Numerous Big Tech organizations, and other smaller sites, submitted their own briefs to back Google in the case. Although most people agree that Section 230 should be updated to address current issues, the briefs mostly highlighted the importance of allowing Congress to pass laws rather than the Supreme Court legislating. This viewpoint was also advocated by the creators of the legislation, Ron Wyden and Christopher Cox, and the ACLU. There have also been several briefs submitted in support of Gonzales from conservatives like Josh Hawley, Ted Cruz, and the Anti-Defamation League, which argue that Google and other Big Tech companies have used Section 230 to remain immune to harmful content posted on their sites. Certain child protection organizations have also filed briefs in support of Gonzales.
On February 21, 2023, the Supreme Court heard the arguments in the Gonzalez case. Those attending the proceedings observed that the judges representing both the liberal and conservative sides were questioning the use of algorithms in the administration of internet services.

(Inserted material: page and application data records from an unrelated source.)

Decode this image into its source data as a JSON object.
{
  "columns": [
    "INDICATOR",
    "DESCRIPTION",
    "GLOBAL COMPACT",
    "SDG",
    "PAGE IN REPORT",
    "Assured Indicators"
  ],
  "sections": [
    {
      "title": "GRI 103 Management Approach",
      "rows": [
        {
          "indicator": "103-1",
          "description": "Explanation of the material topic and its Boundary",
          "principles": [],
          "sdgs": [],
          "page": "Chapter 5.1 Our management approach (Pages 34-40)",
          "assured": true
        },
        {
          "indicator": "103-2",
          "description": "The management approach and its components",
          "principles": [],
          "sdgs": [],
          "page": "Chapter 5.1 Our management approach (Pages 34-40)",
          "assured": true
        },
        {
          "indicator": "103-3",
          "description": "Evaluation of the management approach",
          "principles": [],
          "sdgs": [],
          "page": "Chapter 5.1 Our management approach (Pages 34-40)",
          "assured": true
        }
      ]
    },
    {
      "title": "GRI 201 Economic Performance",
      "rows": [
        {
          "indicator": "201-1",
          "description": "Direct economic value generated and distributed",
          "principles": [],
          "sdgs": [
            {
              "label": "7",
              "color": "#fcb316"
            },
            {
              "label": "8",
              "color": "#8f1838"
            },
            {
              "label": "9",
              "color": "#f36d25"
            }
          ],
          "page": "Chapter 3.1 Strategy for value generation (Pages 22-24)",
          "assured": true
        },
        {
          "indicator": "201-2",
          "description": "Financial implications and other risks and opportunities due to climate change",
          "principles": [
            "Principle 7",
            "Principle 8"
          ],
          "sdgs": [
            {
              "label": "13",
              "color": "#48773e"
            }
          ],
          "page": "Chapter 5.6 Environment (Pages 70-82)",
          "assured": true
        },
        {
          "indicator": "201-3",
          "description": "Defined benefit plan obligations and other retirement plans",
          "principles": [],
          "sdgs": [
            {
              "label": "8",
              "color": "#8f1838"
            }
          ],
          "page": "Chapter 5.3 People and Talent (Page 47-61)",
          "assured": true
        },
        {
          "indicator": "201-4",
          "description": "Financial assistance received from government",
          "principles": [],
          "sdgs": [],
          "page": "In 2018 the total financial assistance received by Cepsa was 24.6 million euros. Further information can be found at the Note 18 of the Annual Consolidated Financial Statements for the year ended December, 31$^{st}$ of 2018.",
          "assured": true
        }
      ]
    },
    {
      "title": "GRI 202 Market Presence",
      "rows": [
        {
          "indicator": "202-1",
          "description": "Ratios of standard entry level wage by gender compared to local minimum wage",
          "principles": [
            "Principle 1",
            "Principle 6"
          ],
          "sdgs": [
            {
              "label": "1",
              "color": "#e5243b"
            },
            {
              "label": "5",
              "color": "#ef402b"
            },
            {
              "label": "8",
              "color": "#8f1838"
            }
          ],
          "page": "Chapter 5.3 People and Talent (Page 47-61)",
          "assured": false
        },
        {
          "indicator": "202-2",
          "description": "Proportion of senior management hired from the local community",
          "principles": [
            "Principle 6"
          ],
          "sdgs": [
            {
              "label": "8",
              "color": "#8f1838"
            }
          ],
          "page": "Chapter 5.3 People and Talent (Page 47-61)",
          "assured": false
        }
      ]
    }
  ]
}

There’s uncertainty about the feasibility of further distinguishing the content, as well as the possible repercussions of altering Section 230, such as a surge of lawsuits and significant economic impact.
The Bottom Line
Although the Gonzales v. Google case may be decided in favor of the plaintiffs, the law is unlikely to change. The Gonzales family will likely turn to Congress in an attempt to pass new legislation in order to address the gaps in the law. A move in the other direction would be to leave it as is. If the Court decides that Section 230 does not apply to tech companies who utilize algorithms to promote certain types of content, then the law will be weakened and it will become possible for states and other organizations to enact laws that hold these companies accountable for the content they promote.
Even if a decision doesn’t result in any significant changes to the law, it will nevertheless have an impact on the way Big Tech companies operate. After all, these platforms are driven by algorithms, so the more those algorithms learn about their users, the more useful and relevant their recommendations will be. This could impact the way their users navigate the web, as well as how their business pages are promoted on these sites. To stay on top of the latest news for platforms and marketplaces, make sure to subscribe to the Marketplace Risk Newsletter today.